When the Chinese Communist Party holds its congress in October, the rest of the world will be watching more intently than ever, reflecting the Asian giant's rapidly growing global importance.
The 17th Congress, which opens in Beijing on Oct. 15, could lead to personnel changes in the top echelons of power and will set China's political and economic course for the next five years.
"The whole world is paying attention to China now," said Hu Xingdou (
State media reported late on Tuesday the opening date of the congress, ending months of speculation about the likely timing of the pivotal, five-yearly event.
"The fact that they announced the time of the congress more than a month beforehand suggests that all the preparatory work has been basically completed," an unnamed analyst told the Hong Kong-based Ta Kung Pao daily.

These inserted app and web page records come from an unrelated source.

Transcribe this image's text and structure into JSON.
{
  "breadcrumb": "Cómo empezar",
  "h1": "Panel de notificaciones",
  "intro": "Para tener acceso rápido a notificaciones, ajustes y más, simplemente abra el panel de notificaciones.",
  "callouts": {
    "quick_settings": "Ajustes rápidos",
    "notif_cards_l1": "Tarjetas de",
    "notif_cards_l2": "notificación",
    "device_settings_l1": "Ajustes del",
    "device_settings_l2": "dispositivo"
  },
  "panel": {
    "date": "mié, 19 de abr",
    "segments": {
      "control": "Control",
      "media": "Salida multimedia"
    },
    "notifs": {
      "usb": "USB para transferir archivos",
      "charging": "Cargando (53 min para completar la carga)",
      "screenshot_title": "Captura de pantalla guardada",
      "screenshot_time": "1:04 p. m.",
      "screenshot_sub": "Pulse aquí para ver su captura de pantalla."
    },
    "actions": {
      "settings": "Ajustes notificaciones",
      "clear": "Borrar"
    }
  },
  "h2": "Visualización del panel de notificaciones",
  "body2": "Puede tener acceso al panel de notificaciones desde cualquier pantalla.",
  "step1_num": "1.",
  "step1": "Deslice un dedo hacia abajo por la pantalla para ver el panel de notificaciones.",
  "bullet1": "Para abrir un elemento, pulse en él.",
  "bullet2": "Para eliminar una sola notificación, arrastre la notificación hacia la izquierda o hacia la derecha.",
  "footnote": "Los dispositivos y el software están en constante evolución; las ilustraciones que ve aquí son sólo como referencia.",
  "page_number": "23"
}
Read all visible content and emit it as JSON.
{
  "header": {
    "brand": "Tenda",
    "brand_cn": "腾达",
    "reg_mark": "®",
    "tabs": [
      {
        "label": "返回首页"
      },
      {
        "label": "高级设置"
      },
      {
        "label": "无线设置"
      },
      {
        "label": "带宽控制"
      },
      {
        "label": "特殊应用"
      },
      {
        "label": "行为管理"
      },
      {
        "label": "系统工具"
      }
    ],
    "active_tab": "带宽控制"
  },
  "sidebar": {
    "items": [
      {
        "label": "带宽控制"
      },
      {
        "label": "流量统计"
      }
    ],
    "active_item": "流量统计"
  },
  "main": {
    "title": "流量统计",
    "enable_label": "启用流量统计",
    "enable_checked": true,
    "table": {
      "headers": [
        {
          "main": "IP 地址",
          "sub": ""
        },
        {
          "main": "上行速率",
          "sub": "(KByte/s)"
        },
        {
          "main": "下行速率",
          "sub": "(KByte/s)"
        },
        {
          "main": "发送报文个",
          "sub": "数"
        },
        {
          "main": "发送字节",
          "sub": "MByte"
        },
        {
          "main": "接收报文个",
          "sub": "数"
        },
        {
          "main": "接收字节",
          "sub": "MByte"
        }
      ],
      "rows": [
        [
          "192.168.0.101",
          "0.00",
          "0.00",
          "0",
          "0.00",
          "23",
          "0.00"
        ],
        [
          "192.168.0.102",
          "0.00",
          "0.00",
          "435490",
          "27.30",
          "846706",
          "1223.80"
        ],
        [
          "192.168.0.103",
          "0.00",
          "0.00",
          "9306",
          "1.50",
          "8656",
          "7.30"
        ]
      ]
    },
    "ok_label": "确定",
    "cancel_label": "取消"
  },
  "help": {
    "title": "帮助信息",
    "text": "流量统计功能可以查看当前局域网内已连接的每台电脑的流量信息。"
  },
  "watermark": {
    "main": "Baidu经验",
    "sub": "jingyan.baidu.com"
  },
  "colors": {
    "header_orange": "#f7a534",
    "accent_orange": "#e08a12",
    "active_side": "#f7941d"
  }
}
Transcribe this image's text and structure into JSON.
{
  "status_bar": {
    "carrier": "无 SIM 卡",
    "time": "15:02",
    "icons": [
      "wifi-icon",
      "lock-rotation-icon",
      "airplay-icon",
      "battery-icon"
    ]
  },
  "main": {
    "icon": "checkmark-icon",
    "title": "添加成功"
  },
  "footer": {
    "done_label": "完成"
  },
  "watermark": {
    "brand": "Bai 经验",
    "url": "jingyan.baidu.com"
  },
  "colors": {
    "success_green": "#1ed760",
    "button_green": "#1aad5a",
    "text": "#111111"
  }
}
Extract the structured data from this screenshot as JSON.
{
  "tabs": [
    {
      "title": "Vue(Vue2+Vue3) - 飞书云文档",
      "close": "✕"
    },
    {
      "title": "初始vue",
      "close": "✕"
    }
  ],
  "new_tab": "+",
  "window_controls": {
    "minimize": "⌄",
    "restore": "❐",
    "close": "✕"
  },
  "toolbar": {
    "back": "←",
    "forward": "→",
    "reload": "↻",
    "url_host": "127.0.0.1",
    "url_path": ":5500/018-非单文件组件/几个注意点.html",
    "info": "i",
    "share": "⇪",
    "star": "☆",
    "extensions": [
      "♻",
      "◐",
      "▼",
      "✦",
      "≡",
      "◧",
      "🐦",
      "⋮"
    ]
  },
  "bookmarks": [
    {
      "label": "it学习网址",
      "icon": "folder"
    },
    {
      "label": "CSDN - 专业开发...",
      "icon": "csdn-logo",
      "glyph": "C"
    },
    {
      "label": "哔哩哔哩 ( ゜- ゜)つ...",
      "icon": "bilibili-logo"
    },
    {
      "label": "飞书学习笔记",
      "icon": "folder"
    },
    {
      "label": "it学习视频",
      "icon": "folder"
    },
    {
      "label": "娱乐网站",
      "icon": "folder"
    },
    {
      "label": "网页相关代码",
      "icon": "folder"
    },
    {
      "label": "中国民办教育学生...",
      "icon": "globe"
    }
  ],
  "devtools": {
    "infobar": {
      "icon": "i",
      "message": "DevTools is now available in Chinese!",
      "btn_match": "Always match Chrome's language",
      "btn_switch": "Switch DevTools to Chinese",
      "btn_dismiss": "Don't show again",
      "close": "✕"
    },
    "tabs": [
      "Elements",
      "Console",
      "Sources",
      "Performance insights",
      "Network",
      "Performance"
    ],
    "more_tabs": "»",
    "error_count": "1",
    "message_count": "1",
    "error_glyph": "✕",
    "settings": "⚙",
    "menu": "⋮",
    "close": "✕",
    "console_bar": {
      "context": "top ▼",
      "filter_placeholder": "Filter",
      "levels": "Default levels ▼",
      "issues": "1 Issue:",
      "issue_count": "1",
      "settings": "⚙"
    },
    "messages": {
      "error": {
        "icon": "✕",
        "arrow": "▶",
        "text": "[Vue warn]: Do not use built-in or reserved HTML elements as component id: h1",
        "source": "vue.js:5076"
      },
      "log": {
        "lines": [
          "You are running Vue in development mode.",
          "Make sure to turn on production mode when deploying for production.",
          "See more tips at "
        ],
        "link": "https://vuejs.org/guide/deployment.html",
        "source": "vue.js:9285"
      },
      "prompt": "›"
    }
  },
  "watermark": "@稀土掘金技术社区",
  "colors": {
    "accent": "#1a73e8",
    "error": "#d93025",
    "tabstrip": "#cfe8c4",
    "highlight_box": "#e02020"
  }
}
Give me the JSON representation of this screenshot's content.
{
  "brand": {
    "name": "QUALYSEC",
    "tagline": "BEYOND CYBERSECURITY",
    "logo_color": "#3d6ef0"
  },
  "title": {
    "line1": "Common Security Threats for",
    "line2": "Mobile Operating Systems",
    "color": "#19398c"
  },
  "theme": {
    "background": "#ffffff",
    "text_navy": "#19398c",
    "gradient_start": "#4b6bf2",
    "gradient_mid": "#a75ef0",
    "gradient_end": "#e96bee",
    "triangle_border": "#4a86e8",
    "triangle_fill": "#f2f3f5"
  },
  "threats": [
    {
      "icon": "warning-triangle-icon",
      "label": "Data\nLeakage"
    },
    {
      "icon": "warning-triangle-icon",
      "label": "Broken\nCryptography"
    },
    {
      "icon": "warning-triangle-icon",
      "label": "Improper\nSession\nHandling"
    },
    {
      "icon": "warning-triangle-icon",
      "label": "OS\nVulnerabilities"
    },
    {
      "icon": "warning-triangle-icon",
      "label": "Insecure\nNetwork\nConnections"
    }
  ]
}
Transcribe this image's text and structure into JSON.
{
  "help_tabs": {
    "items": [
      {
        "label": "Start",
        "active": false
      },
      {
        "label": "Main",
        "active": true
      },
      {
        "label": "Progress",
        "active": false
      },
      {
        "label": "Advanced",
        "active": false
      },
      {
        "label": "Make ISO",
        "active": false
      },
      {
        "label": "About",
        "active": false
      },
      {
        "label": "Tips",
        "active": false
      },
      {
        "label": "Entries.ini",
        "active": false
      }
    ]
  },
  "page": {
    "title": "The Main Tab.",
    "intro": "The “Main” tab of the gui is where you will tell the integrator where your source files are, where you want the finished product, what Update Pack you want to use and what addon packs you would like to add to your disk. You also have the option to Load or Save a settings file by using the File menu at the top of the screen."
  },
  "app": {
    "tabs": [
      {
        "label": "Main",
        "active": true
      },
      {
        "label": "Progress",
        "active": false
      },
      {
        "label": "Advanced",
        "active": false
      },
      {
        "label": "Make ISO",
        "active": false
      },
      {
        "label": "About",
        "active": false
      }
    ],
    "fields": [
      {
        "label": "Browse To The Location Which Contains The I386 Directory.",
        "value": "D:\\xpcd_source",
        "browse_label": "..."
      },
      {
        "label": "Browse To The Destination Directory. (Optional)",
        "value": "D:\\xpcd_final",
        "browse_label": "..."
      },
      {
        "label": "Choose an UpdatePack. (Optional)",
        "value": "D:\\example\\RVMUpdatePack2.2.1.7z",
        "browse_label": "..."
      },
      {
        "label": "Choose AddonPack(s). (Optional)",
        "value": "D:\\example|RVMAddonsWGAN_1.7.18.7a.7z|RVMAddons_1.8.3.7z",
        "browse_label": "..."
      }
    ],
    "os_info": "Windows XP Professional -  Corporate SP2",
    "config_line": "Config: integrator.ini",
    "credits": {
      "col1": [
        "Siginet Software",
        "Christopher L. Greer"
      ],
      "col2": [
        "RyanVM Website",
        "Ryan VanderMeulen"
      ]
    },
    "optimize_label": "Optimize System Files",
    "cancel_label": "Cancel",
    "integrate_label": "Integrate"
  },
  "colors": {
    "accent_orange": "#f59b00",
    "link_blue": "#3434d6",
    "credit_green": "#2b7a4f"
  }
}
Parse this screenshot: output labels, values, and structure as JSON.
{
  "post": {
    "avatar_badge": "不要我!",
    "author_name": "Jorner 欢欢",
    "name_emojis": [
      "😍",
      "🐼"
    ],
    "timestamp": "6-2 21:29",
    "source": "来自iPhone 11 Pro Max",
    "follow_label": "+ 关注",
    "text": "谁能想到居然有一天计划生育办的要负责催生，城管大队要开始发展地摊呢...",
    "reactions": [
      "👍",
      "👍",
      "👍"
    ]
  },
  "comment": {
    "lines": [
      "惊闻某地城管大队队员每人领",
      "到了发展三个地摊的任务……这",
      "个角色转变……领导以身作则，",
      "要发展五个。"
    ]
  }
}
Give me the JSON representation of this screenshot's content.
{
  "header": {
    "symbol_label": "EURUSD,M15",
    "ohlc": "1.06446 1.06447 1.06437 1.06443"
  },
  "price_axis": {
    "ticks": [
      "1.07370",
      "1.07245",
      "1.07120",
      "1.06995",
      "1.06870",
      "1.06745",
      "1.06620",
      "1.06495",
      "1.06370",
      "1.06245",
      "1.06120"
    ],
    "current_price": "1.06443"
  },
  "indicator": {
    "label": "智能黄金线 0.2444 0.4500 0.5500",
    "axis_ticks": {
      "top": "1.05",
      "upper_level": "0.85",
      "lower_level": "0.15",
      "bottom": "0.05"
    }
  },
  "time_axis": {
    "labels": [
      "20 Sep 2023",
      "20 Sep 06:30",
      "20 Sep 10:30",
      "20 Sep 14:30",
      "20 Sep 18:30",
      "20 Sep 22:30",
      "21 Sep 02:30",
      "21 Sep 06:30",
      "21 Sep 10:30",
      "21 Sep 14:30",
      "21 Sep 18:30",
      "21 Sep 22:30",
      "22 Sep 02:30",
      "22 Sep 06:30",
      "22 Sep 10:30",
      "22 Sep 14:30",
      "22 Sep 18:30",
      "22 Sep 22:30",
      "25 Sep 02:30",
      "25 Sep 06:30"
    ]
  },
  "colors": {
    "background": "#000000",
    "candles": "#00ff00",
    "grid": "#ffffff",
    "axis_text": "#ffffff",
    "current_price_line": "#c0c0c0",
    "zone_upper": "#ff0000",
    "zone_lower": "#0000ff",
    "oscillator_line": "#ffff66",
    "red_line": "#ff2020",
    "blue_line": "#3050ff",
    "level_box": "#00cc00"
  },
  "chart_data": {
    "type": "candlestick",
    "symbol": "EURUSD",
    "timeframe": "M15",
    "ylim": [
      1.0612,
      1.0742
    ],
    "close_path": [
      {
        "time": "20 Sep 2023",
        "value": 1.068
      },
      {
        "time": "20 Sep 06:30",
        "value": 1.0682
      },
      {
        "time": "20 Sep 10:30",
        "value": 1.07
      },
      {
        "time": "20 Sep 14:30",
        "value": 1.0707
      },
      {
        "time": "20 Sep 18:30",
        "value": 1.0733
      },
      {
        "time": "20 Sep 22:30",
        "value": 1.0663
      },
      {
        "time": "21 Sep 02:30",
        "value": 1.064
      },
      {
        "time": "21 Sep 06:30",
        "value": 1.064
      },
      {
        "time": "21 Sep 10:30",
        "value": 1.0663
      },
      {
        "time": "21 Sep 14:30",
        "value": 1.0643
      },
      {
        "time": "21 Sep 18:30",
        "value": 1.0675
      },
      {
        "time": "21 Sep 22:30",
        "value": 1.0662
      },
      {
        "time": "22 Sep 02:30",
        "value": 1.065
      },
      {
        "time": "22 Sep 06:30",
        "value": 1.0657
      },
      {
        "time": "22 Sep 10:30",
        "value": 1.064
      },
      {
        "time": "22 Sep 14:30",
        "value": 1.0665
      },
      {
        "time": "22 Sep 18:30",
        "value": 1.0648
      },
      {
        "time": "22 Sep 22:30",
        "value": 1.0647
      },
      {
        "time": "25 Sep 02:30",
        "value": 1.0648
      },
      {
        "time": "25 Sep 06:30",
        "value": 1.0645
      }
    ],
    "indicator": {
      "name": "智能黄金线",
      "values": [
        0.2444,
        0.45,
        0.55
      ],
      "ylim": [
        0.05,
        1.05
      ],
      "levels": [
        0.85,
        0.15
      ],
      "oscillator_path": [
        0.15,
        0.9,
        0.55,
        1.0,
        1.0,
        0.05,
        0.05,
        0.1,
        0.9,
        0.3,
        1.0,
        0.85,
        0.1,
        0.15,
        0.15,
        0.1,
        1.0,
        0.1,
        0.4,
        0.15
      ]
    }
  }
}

The paper, known to have close links with the Beijing government, said the blueprint for the policies that will emerge from the congress has been provided in President Hu Jintao's (胡錦濤) program known as the "Four Steadfasts."
This confirmed what has already been known for some time -- that Hu is placing an emphasis on narrowing the differences between rich and poor, between city and countryside and between China's prosperous east and its backward west.
"We know the domestic agenda," said David Zweig, a China expert at Hong Kong's University of Science and Technology. "This is really much more about personnel than anything else."
Hu, who has a strong power base among leaders groomed in the ranks of the Communist Youth League, will almost definitely receive a second five-year term as head of the ruling party, analysts agree.
There is similarly no suggestion that Premier Wen Jiabao (溫家寶) will be shunted aside.
Hu is then widely expected to move at the congress to strengthen his authority by maneuvering supporters and allies into top positions, who could then take over following the end of his next five-year tenure in 2012.
A series of scandals in which ranking political leaders have been removed amid allegations of corruption and rumors of sexual misconduct have been seen as part of the cloak-and-dagger politics.
"Playing around with the ladies will certainly play around with your career," said Zweig, arguing that the Communist Youth League faction is seeking to present itself in a positive light by comparison. "They can argue that they are much purer. They're dominated largely by the goal of strengthening China. They are the party that doesn't party."
While the Communist Youth League faction may be politically adroit, there are increasing signs of unease among Chinese at all levels about the idea that one group of people can dominate politics to such an extent.
Hu's personal drive for a "harmonious society" often appears to be at odds with rising unrest across the country, with people protesting over all manner of social problems that often stem from corruption within the ruling ranks.
However, Hu seems to very much have the upper hand, and many observers find it hard to point to any potential rival force.
"My own sense is that there's not going to be very much counterweight. My sense is that this is Hu's party Congress, and he's going to be able to put his people in," Zweig said.